Abstract: 'Epistemological constructivism' holds that vision is mediated by background preconceptions and is theory-laden. Hence, two persons with differing theoretical commitments see the world differently and they could agree on what they see only if they both espoused the same conceptual framework. This, in its turn, undermines the possibility of theory testing and choice on a common theory-neutral empirical basis. In this paper, I claim that the cognitive sciences suggest that a part of vision may be only indirectly penetrated by cognition in a way that does not threaten retrieval of information from a visual scene in a bottom-up way. That blocks the constructivist epistemological thesis. However, since spatial attention, which can be cognitively driven, seems to permeate all stages of visual processes, one is led to conclude that there is no part of vision immune to direct cognitive interference. Against this, I elaborate on the role of spatial attention and argue that it does influence vision in a top-down manner, but it does so only in an indirect way. I then argue that the existence of visual processes that are only indirectly penetrated by cognition undermines the epistemological conclusions of constructivism
Spruit, Leen (1994). Species Intelligibilis: From Perception to Knowledge. Brill.   (Google)
Abstract: v. 1. Classical roots and medieval discussions -- v. 2. Renaissance controversis, later scholasticism, and the elimination of the intelligible species in modern philosophy.
ten Hoor, Marten (1936). Awareness and inference: An approach to realism. Journal of Philosophy 33 (22):589-596.   (Google | More links)
Veer, Vander & Garrett, L. (1964). Austin on perception. Review of Metaphysics 17 (June):557-567.   (Google)
Vishwanath, Dhanraj (2005). The epistemological status of vision and its implications for design. Axiomathes 15 (3).   (Google | More links)
Abstract: Computational theories of vision typically rely on the analysis of two aspects of human visual function: (1) object and shape recognition (2) co-calibration of sensory measurements. Both these approaches are usually based on an inverse-optics model, where visual perception is viewed as a process of inference from a 2D retinal projection to a 3D percept within a Euclidean space schema. This paradigm has had great success in certain areas of vision science, but has been relatively less successful in understanding perceptual representation, namely, the nature of the perceptual encoding. One of the drawbacks of inverse-optics approaches has been the difficulty in defining the constraints needed to make the inference computationally tractable (e.g. regularity assumptions, Bayesian priors, etc.). These constraints, thought to be learned assumptions about the nature of the physical and optical structures of the external world, have to be incorporated into any workable computational model in the inverse-optics paradigm. But inference models that employ an inverse optics plus structural assumptions approach inevitably result in a na
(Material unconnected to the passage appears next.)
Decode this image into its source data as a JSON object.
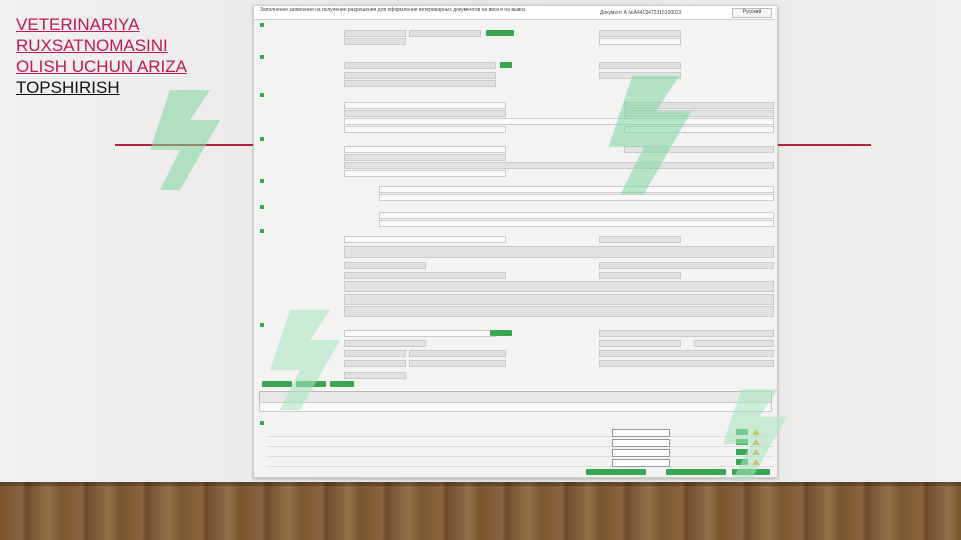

Walton, Kendall (1963). The dispensability of perceptual inferences. Mind 72 (July):357-368.   (Cited by 1 | Google | More links)
Williamson, John (1966). Realization and unconscious inference. Philosophy and Phenomenological Research 27 (September):11-26.   (Google | More links)